Belarus has laws stipulating that one cannot buy alcoholic beverages in shops after 22.00. Fortunately, the ban does not apply to restaurants and cafes. Drinking alcohol at night is not forbidden either. All you have to do is to stock up on stiff drinks in advance if you want to have a party.
In the former USSR, men walking with a bottle of beer or people sitting on benches and drinking vodka were a dime a dozen. Some years ago, the use of alcohol in the streets and public transport was outlawed – in case of violation, one is liable to a fine.
Drunk or even half-drunk? Do not get behind the wheel! You should not lend your car to a ‘merry’ friend. In Belarus, if one is fined or sentenced for drunk driving and then caught in the same act during one year, a car they are driving may be confiscated. Interestingly, this car is seized even if it does not belong to a violator. Thus, lending a car to drunk drivers can end badly as well.
In Belarus, a car registered abroad must be driven only by its owner. Another person is actually allowed to drive it, but only on condition that the owner is present in the car. Passing your car to a third party is not permitted. In 2013, Teresa Strzelec, a citizen of Poland, left her Jeep to be repaired in Brest. When a son of the workshop’s owner was secretly driving it – i.e. without Mrs Strelec’s permission, he was stopped by the police. The car was confiscated and sold at the auction before the woman could take any measures.

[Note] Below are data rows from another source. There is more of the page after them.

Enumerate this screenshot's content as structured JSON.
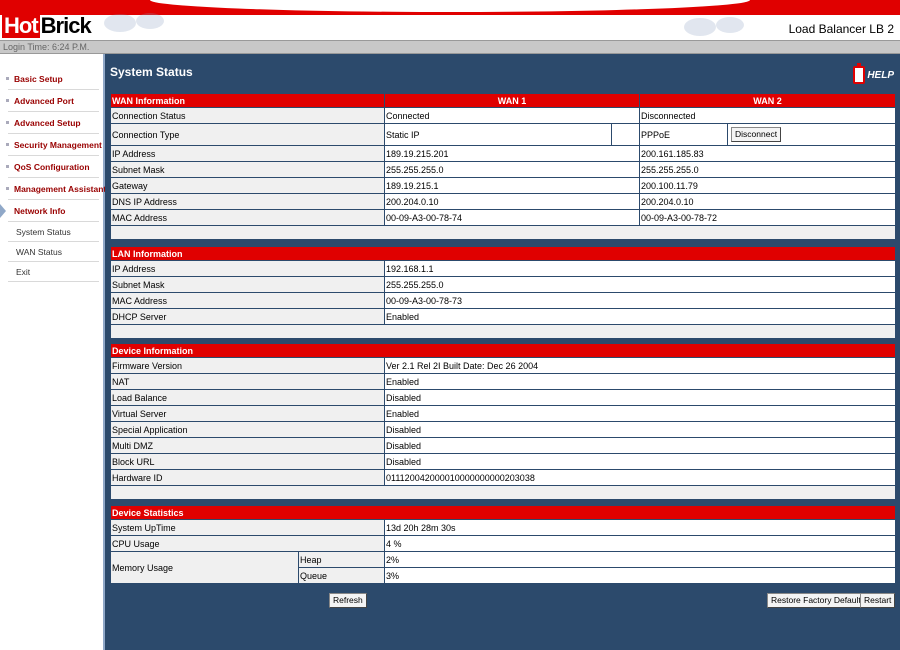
{
  "header": {
    "logo_hot": "Hot",
    "logo_brick": "Brick",
    "product": "Load Balancer LB 2",
    "login_time": "Login Time: 6:24 P.M."
  },
  "sidebar": {
    "items": [
      {
        "label": "Basic Setup"
      },
      {
        "label": "Advanced Port"
      },
      {
        "label": "Advanced Setup"
      },
      {
        "label": "Security Management"
      },
      {
        "label": "QoS Configuration"
      },
      {
        "label": "Management Assistant"
      },
      {
        "label": "Network Info"
      }
    ],
    "subitems": [
      {
        "label": "System Status"
      },
      {
        "label": "WAN Status"
      },
      {
        "label": "Exit"
      }
    ]
  },
  "main": {
    "title": "System Status",
    "help": "HELP",
    "wan": {
      "header": "WAN Information",
      "col1": "WAN 1",
      "col2": "WAN 2",
      "rows": [
        {
          "label": "Connection Status",
          "wan1": "Connected",
          "wan2": "Disconnected"
        },
        {
          "label": "Connection Type",
          "wan1": "Static IP",
          "wan2": "PPPoE"
        },
        {
          "label": "IP Address",
          "wan1": "189.19.215.201",
          "wan2": "200.161.185.83"
        },
        {
          "label": "Subnet Mask",
          "wan1": "255.255.255.0",
          "wan2": "255.255.255.0"
        },
        {
          "label": "Gateway",
          "wan1": "189.19.215.1",
          "wan2": "200.100.11.79"
        },
        {
          "label": "DNS IP Address",
          "wan1": "200.204.0.10",
          "wan2": "200.204.0.10"
        },
        {
          "label": "MAC Address",
          "wan1": "00-09-A3-00-78-74",
          "wan2": "00-09-A3-00-78-72"
        }
      ],
      "disconnect": "Disconnect"
    },
    "lan": {
      "header": "LAN Information",
      "rows": [
        {
          "label": "IP Address",
          "value": "192.168.1.1"
        },
        {
          "label": "Subnet Mask",
          "value": "255.255.255.0"
        },
        {
          "label": "MAC Address",
          "value": "00-09-A3-00-78-73"
        },
        {
          "label": "DHCP Server",
          "value": "Enabled"
        }
      ]
    },
    "device": {
      "header": "Device Information",
      "rows": [
        {
          "label": "Firmware Version",
          "value": "Ver 2.1 Rel 2I Built Date: Dec 26 2004"
        },
        {
          "label": "NAT",
          "value": "Enabled"
        },
        {
          "label": "Load Balance",
          "value": "Disabled"
        },
        {
          "label": "Virtual Server",
          "value": "Enabled"
        },
        {
          "label": "Special Application",
          "value": "Disabled"
        },
        {
          "label": "Multi DMZ",
          "value": "Disabled"
        },
        {
          "label": "Block URL",
          "value": "Disabled"
        },
        {
          "label": "Hardware ID",
          "value": "011120042000010000000000203038"
        }
      ]
    },
    "stats": {
      "header": "Device Statistics",
      "uptime_label": "System UpTime",
      "uptime": "13d 20h 28m 30s",
      "cpu_label": "CPU Usage",
      "cpu": "4 %",
      "memory_label": "Memory Usage",
      "heap_label": "Heap",
      "heap": "2%",
      "queue_label": "Queue",
      "queue": "3%"
    },
    "buttons": {
      "refresh": "Refresh",
      "restore": "Restore Factory Defaults",
      "restart": "Restart"
    }
  }
}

We would not recommend you to photograph official institutions, police stations, military facilities and even the Minsk Metro. A policeman has the right to prevent you from doing it and then question. After the events in Crimea and Donbas, they detained individuals taking pictures of local administration buildings in the east of Belarus. Belarusian authorities seemed to fear that the photos could be used for establishing separatist ‘republics’ in Belarus.

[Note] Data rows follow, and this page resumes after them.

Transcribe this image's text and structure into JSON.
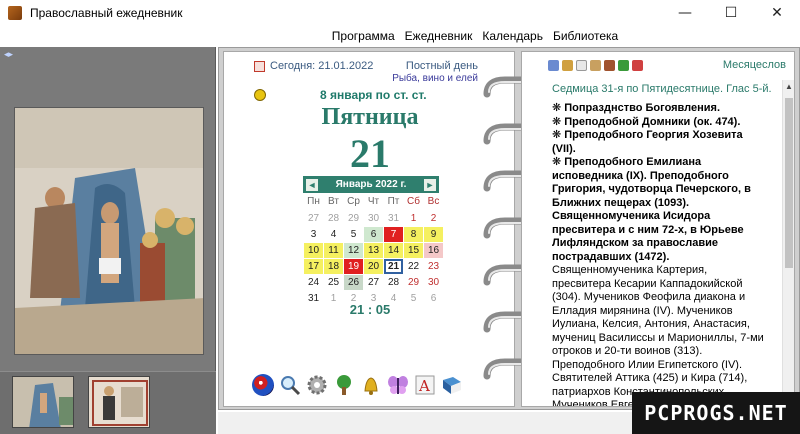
{
  "window": {
    "title": "Православный ежедневник",
    "controls": [
      "—",
      "☐",
      "✕"
    ]
  },
  "menu": [
    "Программа",
    "Ежедневник",
    "Календарь",
    "Библиотека"
  ],
  "left_page": {
    "today_label": "Сегодня: 21.01.2022",
    "fast_day": "Постный день",
    "fast_food": "Рыба, вино и елей",
    "old_style": "8 января по ст. ст.",
    "weekday": "Пятница",
    "day": "21",
    "time": "21 : 05",
    "calendar": {
      "month_label": "Январь 2022 г.",
      "prev_arrow": "◄",
      "next_arrow": "►",
      "days_of_week": [
        "Пн",
        "Вт",
        "Ср",
        "Чт",
        "Пт",
        "Сб",
        "Вс"
      ],
      "cells": [
        {
          "d": "27",
          "t": "gray"
        },
        {
          "d": "28",
          "t": "gray"
        },
        {
          "d": "29",
          "t": "gray"
        },
        {
          "d": "30",
          "t": "gray"
        },
        {
          "d": "31",
          "t": "gray"
        },
        {
          "d": "1",
          "t": "red"
        },
        {
          "d": "2",
          "t": "red"
        },
        {
          "d": "3",
          "t": ""
        },
        {
          "d": "4",
          "t": ""
        },
        {
          "d": "5",
          "t": ""
        },
        {
          "d": "6",
          "t": "lg"
        },
        {
          "d": "7",
          "t": "redbg"
        },
        {
          "d": "8",
          "t": "yellow"
        },
        {
          "d": "9",
          "t": "yellow"
        },
        {
          "d": "10",
          "t": "yellow"
        },
        {
          "d": "11",
          "t": "yellow"
        },
        {
          "d": "12",
          "t": "lg"
        },
        {
          "d": "13",
          "t": "yellow"
        },
        {
          "d": "14",
          "t": "yellow"
        },
        {
          "d": "15",
          "t": "yellow"
        },
        {
          "d": "16",
          "t": "pink"
        },
        {
          "d": "17",
          "t": "yellow"
        },
        {
          "d": "18",
          "t": "yellow"
        },
        {
          "d": "19",
          "t": "redbg"
        },
        {
          "d": "20",
          "t": "yellow"
        },
        {
          "d": "21",
          "t": "sel"
        },
        {
          "d": "22",
          "t": ""
        },
        {
          "d": "23",
          "t": "red"
        },
        {
          "d": "24",
          "t": ""
        },
        {
          "d": "25",
          "t": ""
        },
        {
          "d": "26",
          "t": "gbg"
        },
        {
          "d": "27",
          "t": ""
        },
        {
          "d": "28",
          "t": ""
        },
        {
          "d": "29",
          "t": "red"
        },
        {
          "d": "30",
          "t": "red"
        },
        {
          "d": "31",
          "t": ""
        },
        {
          "d": "1",
          "t": "gray"
        },
        {
          "d": "2",
          "t": "gray"
        },
        {
          "d": "3",
          "t": "gray"
        },
        {
          "d": "4",
          "t": "gray"
        },
        {
          "d": "5",
          "t": "gray"
        },
        {
          "d": "6",
          "t": "gray"
        }
      ]
    },
    "toolbar": [
      "globe-icon",
      "magnifier-icon",
      "gear-icon",
      "tree-icon",
      "bell-icon",
      "butterfly-icon",
      "font-icon",
      "book-icon"
    ]
  },
  "right_page": {
    "menologion_link": "Месяцеслов",
    "week_label": "Седмица 31-я по Пятидесятнице. Глас 5-й.",
    "saints_bold": [
      "❋ Попразднство Богоявления.",
      "❋ Преподобной Домники (ок. 474).",
      "❋ Преподобного Георгия Хозевита (VII).",
      "❋ Преподобного Емилиана исповедника (IX). Преподобного Григория, чудотворца Печерского, в Ближних пещерах (1093). Священномученика Исидора пресвитера и с ним 72-х, в Юрьеве Лифляндском за православие пострадавших (1472)."
    ],
    "saints_regular": "Священномученика Картерия, пресвитера Кесарии Каппадокийской (304). Мучеников Феофила диакона и Елладия мирянина (IV). Мучеников Иулиана, Келсия, Антония, Анастасия, мучениц Василиссы и Мариониллы, 7-ми отроков и 20-ти воинов (313). Преподобного Илии Египетского (IV). Святителей Аттика (425) и Кира (714), патриархов Константинопольских. Мучеников Евгения с Феофилом"
  },
  "watermark": "PCPROGS.NET",
  "colors": {
    "accent_green": "#2f7f6e",
    "text_teal": "#2a7a6a",
    "link_blue": "#3a5a80"
  }
}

In July, Russian citizen Maria Rymar, who came out with the joke about TNT in your bag in the presence of border guards searching the luggage, was arrested at Minsk Airport. A criminal case was opened against her for reporting false information about danger. Although the woman was released on bail, but she is not allowed to leave belarus and has been waiting for the trial for six months.
Until recently, foreigners could travel, for example, to Moscow through Belarus. Between the two countries there was no border control as it is with the EU. However, since September 2016, Russians refuse to let pass foreign travelers entering their country from the Belarusian side. They keep referring to the fact that there are no no international border crossings between Belarus and Russia.